After a year of serious discussion, Belfast has hired its first full-time economic development director with high hopes and measured expectations.

In his manager’s report to the Council, City Manager Joe Slocum described his appointee, Thomas Kittredge, of Brewer, as a “smart, experienced, engaging and highly enthusiastic professional,” but cautioned against expecting results too quickly. “Getting an economic development director is not like a light switch. You don’t turn it on and all of a sudden jobs fall from the sky,” he said. “… It’s very much like fishing. You won’t catch any unless you go, and you can bring them right up to the boat and still lose them.”

Kittredge currently serves as executive director of the nonprofit Piscataquis County Economic Development Council. Among his accomplishments with that organization, he cited funding he helped secure for the redevelopment of the Moosehead Manufacturing plant in Dover-Foxcroft, as well as rebuilding funds he helped secure for the town of Milo after a 2008 fire destroyed the downtown.

The 33-year-old Maine native graduated from Brewer High School in 1994, did his undergraduate and graduate studies at Yale and Johns Hopkins Universities respectively, concentrating on Near Eastern studies. Kittredge said he had aspired to be a museum curator of Egyptology, but realized near the end of his studies that his heart wasn’t in it.

He moved to Los Angeles to pursue acting, and worked at a casino. While in Baltimore at Johns Hopkins, he had been cast as an extra in several episodes of HBO’s series “The Wire.” In 2006, he moved back to Maine, waited tables for a month and later served as the Eastern Maine field organizer for the Maine Senate Democratic caucus. His economic development career started with an internship in the city of Brewer’s economic development department. In April 2007, he was named executive director of PCEDC.

During the past three years, Kittredge said, he has come to realize the collaborative nature of economic development and developed working relationships with a number of the other economic development entities in the state, including Eastern Maine Development Corporation, through which his position was initially contracted.

“You can’t do it on your own,” he said. “… I tried to do it myself when I started, but that didn’t work that well.”

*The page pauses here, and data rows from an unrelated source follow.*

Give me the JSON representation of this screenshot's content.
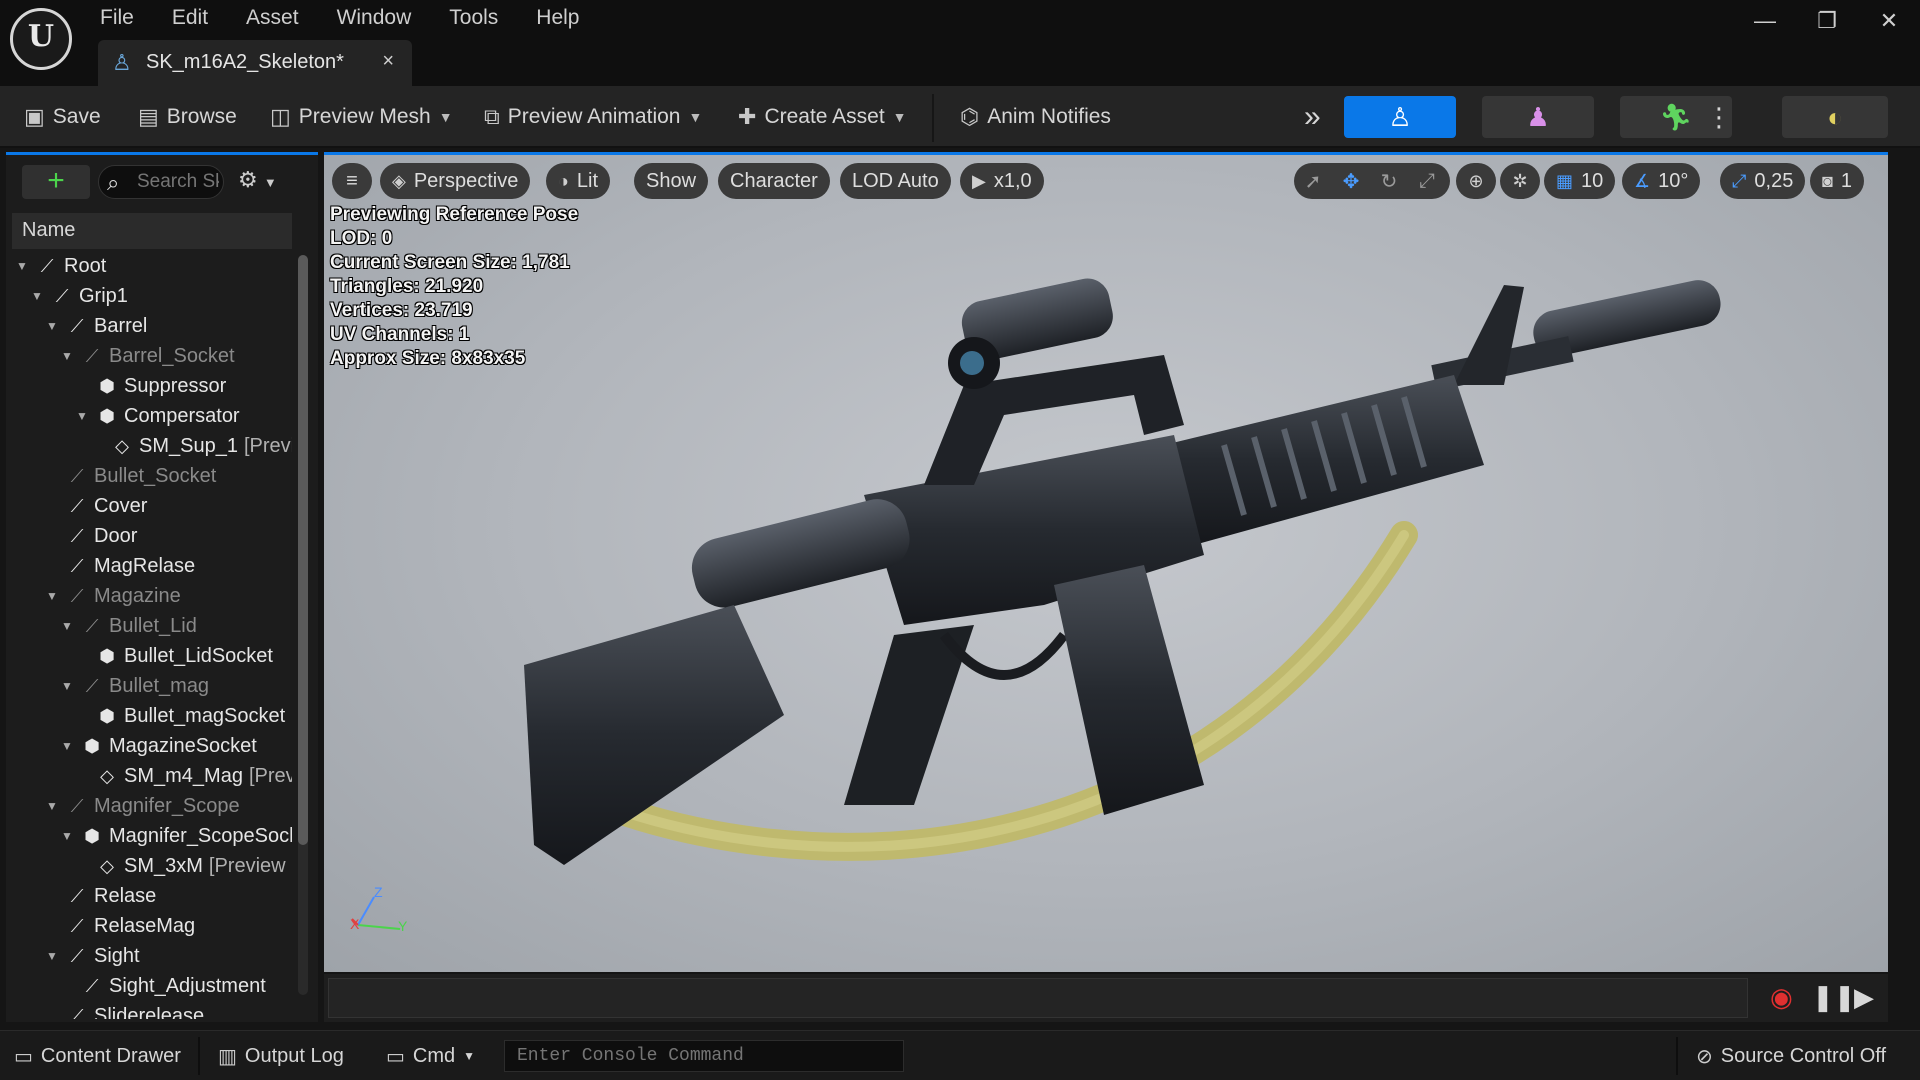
{
  "app": {
    "logo_text": "U"
  },
  "menu": [
    "File",
    "Edit",
    "Asset",
    "Window",
    "Tools",
    "Help"
  ],
  "tab": {
    "title": "SK_m16A2_Skeleton*",
    "close": "×"
  },
  "window_controls": {
    "minimize": "—",
    "restore": "❐",
    "close": "✕"
  },
  "toolbar": {
    "save": "Save",
    "browse": "Browse",
    "preview_mesh": "Preview Mesh",
    "preview_animation": "Preview Animation",
    "create_asset": "Create Asset",
    "anim_notifies": "Anim Notifies",
    "more": "»"
  },
  "left_panel": {
    "search_placeholder": "Search Skeleton Tree",
    "column_header": "Name",
    "tree": [
      {
        "label": "Root",
        "icon": "bone-icon",
        "depth": 0,
        "expanded": true,
        "dim": false,
        "suffix": ""
      },
      {
        "label": "Grip1",
        "icon": "bone-icon",
        "depth": 1,
        "expanded": true,
        "dim": false,
        "suffix": ""
      },
      {
        "label": "Barrel",
        "icon": "bone-icon",
        "depth": 2,
        "expanded": true,
        "dim": false,
        "suffix": ""
      },
      {
        "label": "Barrel_Socket",
        "icon": "bone-icon",
        "depth": 3,
        "expanded": true,
        "dim": true,
        "suffix": ""
      },
      {
        "label": "Suppressor",
        "icon": "socket-icon",
        "depth": 4,
        "expanded": null,
        "dim": false,
        "suffix": ""
      },
      {
        "label": "Compersator",
        "icon": "socket-icon",
        "depth": 4,
        "expanded": true,
        "dim": false,
        "suffix": ""
      },
      {
        "label": "SM_Sup_1",
        "icon": "mesh-icon",
        "depth": 5,
        "expanded": null,
        "dim": false,
        "suffix": "[Previ"
      },
      {
        "label": "Bullet_Socket",
        "icon": "bone-icon",
        "depth": 2,
        "expanded": null,
        "dim": true,
        "suffix": ""
      },
      {
        "label": "Cover",
        "icon": "bone-icon",
        "depth": 2,
        "expanded": null,
        "dim": false,
        "suffix": ""
      },
      {
        "label": "Door",
        "icon": "bone-icon",
        "depth": 2,
        "expanded": null,
        "dim": false,
        "suffix": ""
      },
      {
        "label": "MagRelase",
        "icon": "bone-icon",
        "depth": 2,
        "expanded": null,
        "dim": false,
        "suffix": ""
      },
      {
        "label": "Magazine",
        "icon": "bone-icon",
        "depth": 2,
        "expanded": true,
        "dim": true,
        "suffix": ""
      },
      {
        "label": "Bullet_Lid",
        "icon": "bone-icon",
        "depth": 3,
        "expanded": true,
        "dim": true,
        "suffix": ""
      },
      {
        "label": "Bullet_LidSocket",
        "icon": "socket-icon",
        "depth": 4,
        "expanded": null,
        "dim": false,
        "suffix": ""
      },
      {
        "label": "Bullet_mag",
        "icon": "bone-icon",
        "depth": 3,
        "expanded": true,
        "dim": true,
        "suffix": ""
      },
      {
        "label": "Bullet_magSocket",
        "icon": "socket-icon",
        "depth": 4,
        "expanded": null,
        "dim": false,
        "suffix": ""
      },
      {
        "label": "MagazineSocket",
        "icon": "socket-icon",
        "depth": 3,
        "expanded": true,
        "dim": false,
        "suffix": ""
      },
      {
        "label": "SM_m4_Mag",
        "icon": "mesh-icon",
        "depth": 4,
        "expanded": null,
        "dim": false,
        "suffix": "[Prev"
      },
      {
        "label": "Magnifer_Scope",
        "icon": "bone-icon",
        "depth": 2,
        "expanded": true,
        "dim": true,
        "suffix": ""
      },
      {
        "label": "Magnifer_ScopeSocl",
        "icon": "socket-icon",
        "depth": 3,
        "expanded": true,
        "dim": false,
        "suffix": ""
      },
      {
        "label": "SM_3xM",
        "icon": "mesh-icon",
        "depth": 4,
        "expanded": null,
        "dim": false,
        "suffix": "[Preview ("
      },
      {
        "label": "Relase",
        "icon": "bone-icon",
        "depth": 2,
        "expanded": null,
        "dim": false,
        "suffix": ""
      },
      {
        "label": "RelaseMag",
        "icon": "bone-icon",
        "depth": 2,
        "expanded": null,
        "dim": false,
        "suffix": ""
      },
      {
        "label": "Sight",
        "icon": "bone-icon",
        "depth": 2,
        "expanded": true,
        "dim": false,
        "suffix": ""
      },
      {
        "label": "Sight_Adjustment",
        "icon": "bone-icon",
        "depth": 3,
        "expanded": null,
        "dim": false,
        "suffix": ""
      },
      {
        "label": "Sliderelease",
        "icon": "bone-icon",
        "depth": 2,
        "expanded": null,
        "dim": false,
        "suffix": ""
      }
    ]
  },
  "viewport": {
    "menu_icon": "≡",
    "perspective": "Perspective",
    "lit": "Lit",
    "show": "Show",
    "character": "Character",
    "lod": "LOD Auto",
    "play_speed": "x1,0",
    "grid_snap": "10",
    "rotation_snap": "10°",
    "scale_snap": "0,25",
    "camera_speed": "1",
    "overlay": [
      "Previewing Reference Pose",
      "LOD: 0",
      "Current Screen Size: 1,781",
      "Triangles: 21.920",
      "Vertices: 23.719",
      "UV Channels: 1",
      "Approx Size: 8x83x35"
    ],
    "axis": {
      "x": "X",
      "y": "Y",
      "z": "Z"
    },
    "colors": {
      "accent": "#0a78e8",
      "sling": "#c9c37a"
    }
  },
  "statusbar": {
    "content_drawer": "Content Drawer",
    "output_log": "Output Log",
    "cmd": "Cmd",
    "console_placeholder": "Enter Console Command",
    "source_control": "Source Control Off"
  }
}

Addressing the Council June 1, Kittredge kept his remarks brief, saying several times simply that he is “looking forward to” working in Belfast, and offering to answer any questions, of which there were none. Later Kittredge said he was excited about the “clean slate” afforded him as Belfast’s first economic development director.

Asked what his priorities would be, Kittredge said the majority of his time would likely be spent addressing the needs of existing businesses and business retention, though he said he would also evaluate the stock of vacant commercial properties and work to bring new businesses to Belfast.

The Council approval, granted during a meeting when two councilors, Roger Lee and Eric Sanders, were absent, was a formality at the end of the six-month hiring process, during which City Manager Joe Slocum made it clear that he would return with a single recommendation.

According to Slocum, Kittredge is due to start in his new role around June 21. His starting salary will be $51,500, and he will receive standard city employee benefits, Slocum said.

On Tuesday, the Council informally resolved to ask Kittredge to appear on June 29 at one of several economic development workshops held throughout the year on the fifth Tuesday of the month.

According to Slocum, the economic development position drew approximately 25 applicants from Maine and seven from other states, including Colorado, Georgia, Indiana, Massachusetts, Ohio and Virginia. Slocum said the applicants represented “a very broad array” of backgrounds, including nonprofit, government, business and banking sectors.

Kittredge’s standout qualities, Slocum said, included his education and work credentials and his enthusiasm.

“We interviewed some people who were very experienced who said, ‘Oh, I tried that. It didn’t work,'” Slocum said. “I’d rather have someone who’s willing to try something. … I want someone who’s innovative and creative, and Thomas is innovative and creative.”

Asked about their priorities for the new director, the three city councilors had many ideas, though each offered them with a measure of wait-and-see. Councilor Lewis Baker said his interest continued to be in retail development, specifically bringing a wider array of affordable merchandise to the area. Baker led several efforts to bring large retailers Wal-Mart and Lowe’s to Belfast during the past 10 years. Beyond retail, Baker said he hoped the economic development director would, among other things, bring jobs to Belfast.

“Who knows what’s out there that he can find?” he said. “I hope he finds something.”

Councilor Marina Delune raised the potential of getting federal and state grant money for the city. Other possibilities she mentioned included the opening of a food storage facility or a business incubator, attracting new businesses to the area and addressing the needs of existing businesses.

Councilor Mike Hurley said a good economic development director would earn his salary in the benefits he brought to the city.

“We’ve got a lot we can do,” he said.